I ran through yesterday with a bit of a fire in my belly — and I still have a few sparks rolling around in there now. I rolled all my windows down driving to work this morning, cranking up a live version of John Mayer’s “Why Georgia” and singing along at the top of my lungs . . . My hair’s a mess now, of course, but I’m feeling good! I guess I’ve been very busy at my day job, which is usually a catalyst for me to get a lot of other things accomplished. When it’s quiet and I find myself with an abundance of time on my hands, I seem to get lazy. When I’m crammed with projects to finish, running from one job to the next, I seem to appreciate my “free time” much more — and I get tons more finished in those precious few hours of space. This is one reason why NaNoWriMo works so well — you don’t have more time to write your book in 30 days. You create the time. The time materializes as you juggle and balanace all of the other forces in your life. And you succeed!

Speaking of succeeding, I purchased my new NaNo shirt last night — just so there’s no risk of me not having it by the time Nov. 1 rolls around. Last year we had a “write in” at the Borders in my hometown — and it was awesome! I organized everything through the regional message boards and was so excited with the reception. We had about 20 people attend, everyone armed with laptops, pens, notepads and, of course, tons of coffee.

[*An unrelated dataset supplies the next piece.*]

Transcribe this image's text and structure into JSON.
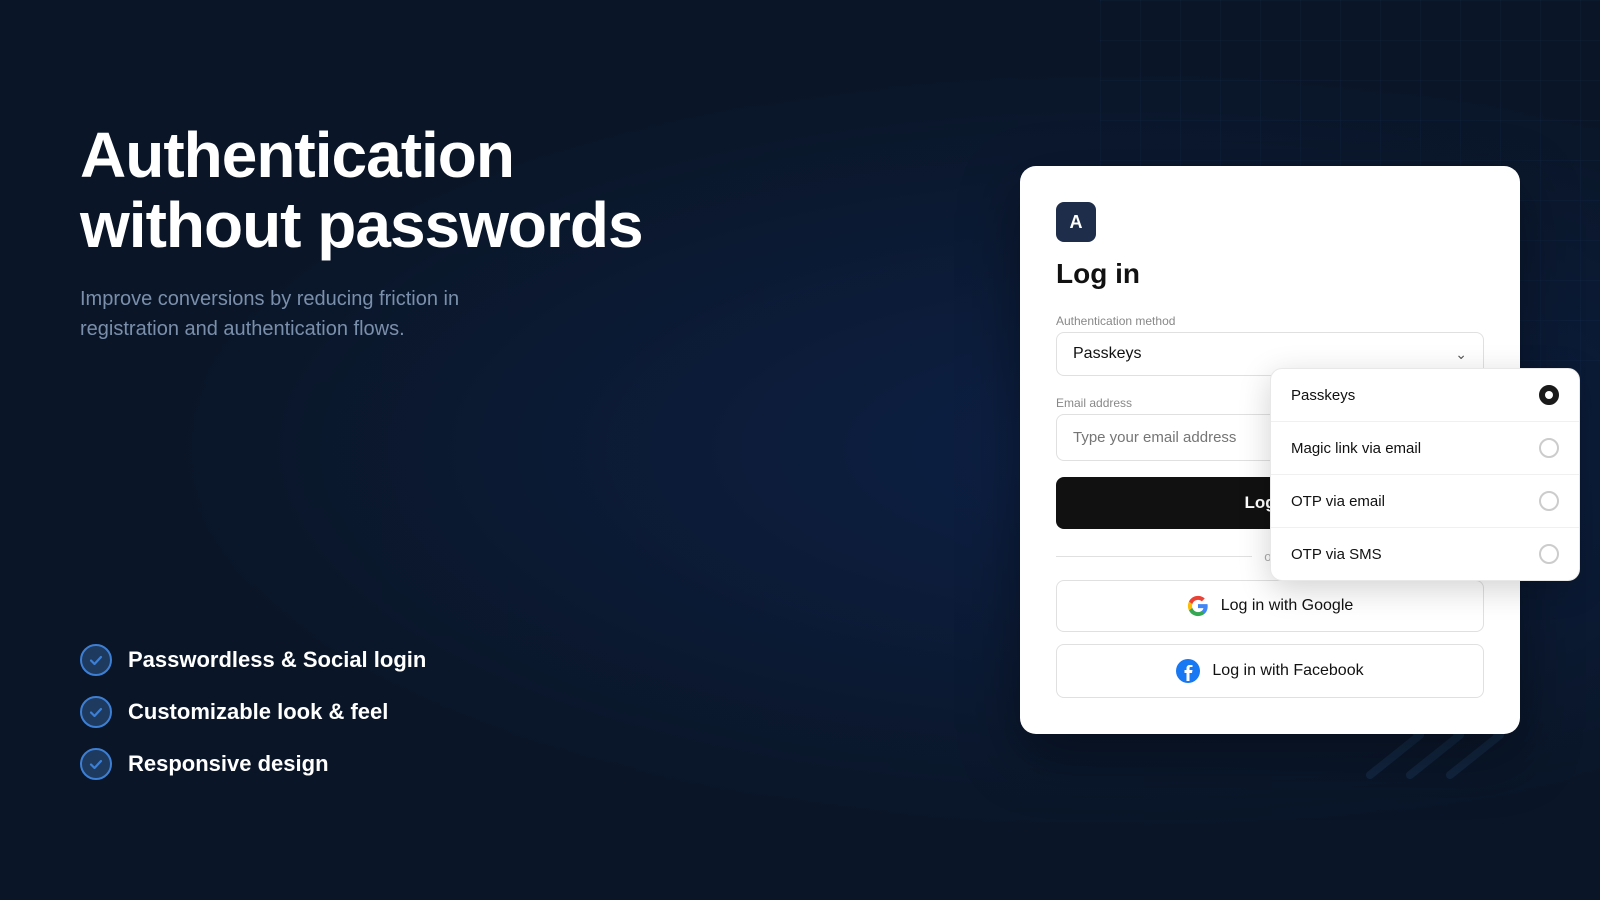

We took up a fourth of the cafe with our long tables, everyone writing furiously in 45-minute increments, then getting up to stretch, grab more caffeine or talk about some ideas going around in our heads. It was incredible how many of us were working on similar things — and how we all found each other to join in the experience together. I really hope we can stage another write-in this year, possibly at the same location. I’m thinking about Sunday, Nov. 2? If you’re in Southern Maryland and are interested, let me know!

In the meantime, it’s back to work . . . I’ve got a book release for Christopher Paolini’s new book Brisingr to attend tonight (I’m working, not quite so enjoying) and still have several projects to take off the floor this afternoon. No rest for the weary!